Storage capacity is in our experience mainly used up by three things: music, photos, and videos, in increasing order of storage drain. If you want to keep lots of films - or even a few, to be honest - then you need high storage: probably the 64GB unit or higher for video fans. Same applies to large photo or music libraries, to a lesser extent, although Photo Streams and iCloud Match respectively make it practical (if perhaps not preferable) to keep your stuff in the cloud and access it remotely. Go for at least 32GB if you want to keep any sort of media library on your iPad.
The other thing that wil fill up your storage is apps, but the amount of space they take up varies enormously. Those heavy-duty games we talked about earlier will use up a lot of space, and gamers should aim high on storage - 64GB is a good bar to aim at with 32GB the compromise point.

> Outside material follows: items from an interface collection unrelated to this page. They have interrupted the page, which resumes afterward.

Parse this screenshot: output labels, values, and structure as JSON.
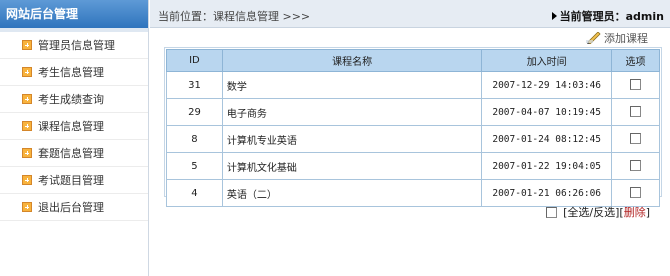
{
  "sidebar": {
    "title": "网站后台管理",
    "items": [
      {
        "label": "管理员信息管理"
      },
      {
        "label": "考生信息管理"
      },
      {
        "label": "考生成绩查询"
      },
      {
        "label": "课程信息管理"
      },
      {
        "label": "套题信息管理"
      },
      {
        "label": "考试题目管理"
      },
      {
        "label": "退出后台管理"
      }
    ]
  },
  "breadcrumb": {
    "location": "当前位置：课程信息管理 >>>",
    "admin": "当前管理员：admin"
  },
  "toolbar": {
    "add_label": "添加课程"
  },
  "table": {
    "headers": {
      "id": "ID",
      "name": "课程名称",
      "time": "加入时间",
      "select": "选项"
    },
    "rows": [
      {
        "id": "31",
        "name": "数学",
        "time": "2007-12-29 14:03:46"
      },
      {
        "id": "29",
        "name": "电子商务",
        "time": "2007-04-07 10:19:45"
      },
      {
        "id": "8",
        "name": "计算机专业英语",
        "time": "2007-01-24 08:12:45"
      },
      {
        "id": "5",
        "name": "计算机文化基础",
        "time": "2007-01-22 19:04:05"
      },
      {
        "id": "4",
        "name": "英语（二）",
        "time": "2007-01-21 06:26:06"
      }
    ]
  },
  "footer": {
    "select_all": "[全选/反选]",
    "delete_open": "[",
    "delete": "删除",
    "delete_close": "]"
  },
  "colors": {
    "sidebar_header": "#2f74bd",
    "table_header": "#b9d6ef",
    "delete_link": "#b22222"
  }
}
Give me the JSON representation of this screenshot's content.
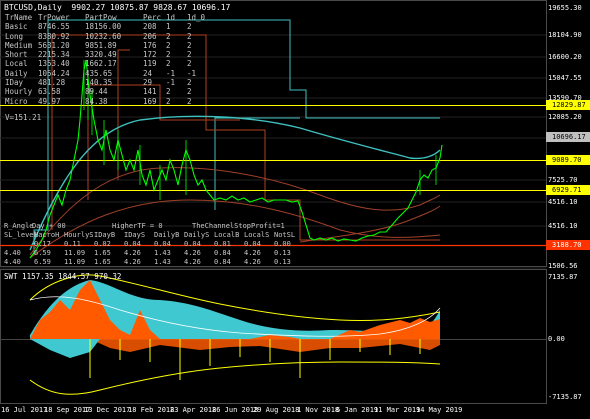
{
  "title": "BTCUSD,Daily  9902.27 10875.87 9828.67 10696.17",
  "table": {
    "header": [
      "TrName",
      "TrPower",
      "PartPow",
      "Perc",
      "1d",
      "1d_0"
    ],
    "rows": [
      [
        "Basic",
        "8746.55",
        "18156.00",
        "208",
        "1",
        "2"
      ],
      [
        "Long",
        "8380.92",
        "10232.60",
        "206",
        "2",
        "2"
      ],
      [
        "Medium",
        "5631.20",
        "9851.89",
        "176",
        "2",
        "2"
      ],
      [
        "Short",
        "2215.34",
        "3320.49",
        "172",
        "2",
        "2"
      ],
      [
        "Local",
        "1353.40",
        "1662.17",
        "119",
        "2",
        "2"
      ],
      [
        "Daily",
        "1054.24",
        "435.65",
        "24",
        "-1",
        "-1"
      ],
      [
        "IDay",
        "481.28",
        "140.35",
        "29",
        "-1",
        "2"
      ],
      [
        "Hourly",
        "63.58",
        "89.44",
        "141",
        "2",
        "2"
      ],
      [
        "Micro",
        "49.97",
        "84.38",
        "169",
        "2",
        "2"
      ]
    ]
  },
  "v_line": "V=151.21",
  "table2": {
    "header": [
      "R_Angle",
      "Day + 00",
      "HigherTF = 0",
      "TheChannelStopProfit=1"
    ],
    "sub_header": [
      "SL_level",
      "MacroH",
      "HourlyS",
      "IDayB",
      "IDayS",
      "DailyB",
      "DailyS",
      "LocalB",
      "LocalS",
      "NotSL"
    ],
    "rows": [
      [
        "",
        "0.17",
        "0.11",
        "0.02",
        "0.04",
        "0.04",
        "0.04",
        "0.01",
        "0.04",
        "0.00"
      ],
      [
        "4.40",
        "6.59",
        "11.09",
        "1.65",
        "4.26",
        "1.43",
        "4.26",
        "0.84",
        "4.26",
        "0.13"
      ],
      [
        "4.40",
        "6.59",
        "11.09",
        "1.65",
        "4.26",
        "1.43",
        "4.26",
        "0.84",
        "4.26",
        "0.13"
      ]
    ]
  },
  "price_axis": [
    "19655.30",
    "18104.90",
    "16600.20",
    "15047.55",
    "13590.70",
    "12085.20",
    "10696.17",
    "9089.70",
    "7525.70",
    "6920.90",
    "4516.10",
    "1506.56"
  ],
  "price_tags": [
    {
      "label": "12829.87",
      "color": "#ffff00"
    },
    {
      "label": "10696.17",
      "color": "#c0c0c0"
    },
    {
      "label": "9089.70",
      "color": "#ffff00"
    },
    {
      "label": "6929.71",
      "color": "#ffff00"
    },
    {
      "label": "3188.70",
      "color": "#ff3300"
    }
  ],
  "indicator": {
    "title": "SWT 1157.35 1844.57 970.32",
    "axis": [
      "7135.87",
      "0.00",
      "-7135.87"
    ]
  },
  "time_axis": [
    "16 Jul 2017",
    "18 Sep 2017",
    "13 Dec 2017",
    "18 Feb 2018",
    "23 Apr 2018",
    "26 Jun 2018",
    "29 Aug 2018",
    "1 Nov 2018",
    "6 Jan 2019",
    "11 Mar 2019",
    "14 May 2019"
  ],
  "colors": {
    "background": "#000000",
    "candles": "#00ff00",
    "teal_line": "#40c0c0",
    "yellow_line": "#ffff00",
    "red_line": "#ff3300",
    "brown_line": "#a0402a",
    "cyan_fill": "#40c8d0",
    "orange_fill": "#ff5a00"
  }
}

I use a comic viewer app with lots of comics in it, and unsurprisingly they do their bit in helping to fill my (128GB) iPad to over half-capacity. If you think it's not possible to fill the largest iPads - well, it can certainly be done, but if I was on a lower-capacity model I'd be more incentivised to delete apps I use less often. I basically pay no attention to deleting old apps or photos, and I'm still closer to the 64GB mark than to the 128GB mark. But there's only one film on there - that's the killer.
16GB isn't much these days, but you can manage if you're willing to delete apps after you stop using them, don't use hardcore games, transfer photos fairly regularly to the cloud or your Mac, and don't use the iPad as a media/music library.
The Cellular option
Do you need 3G/4G? It's a luxury, I'd say, even if it's a nice one to have. For an extra £100, you'll be able to access the web and email, and use connected apps, away from a Wi-Fi network. (You also need to factor in the cost of a data plan, and the small hassle of getting a SIM card.) Consider carefully how often you're going to do that - with an iPad mini there's likely to be more on-the-go use than with a full-size iPad, but it's still a lot to pay for something you may only use from time to time. Have you got a regular (overground) commute where you'd enjoy catching up on news headlines or email? Then it could be worth the extra.
So that's it - hopefully we've walked you through the iPad buying decision without too many tears. We wish you many happy hours of iPad use.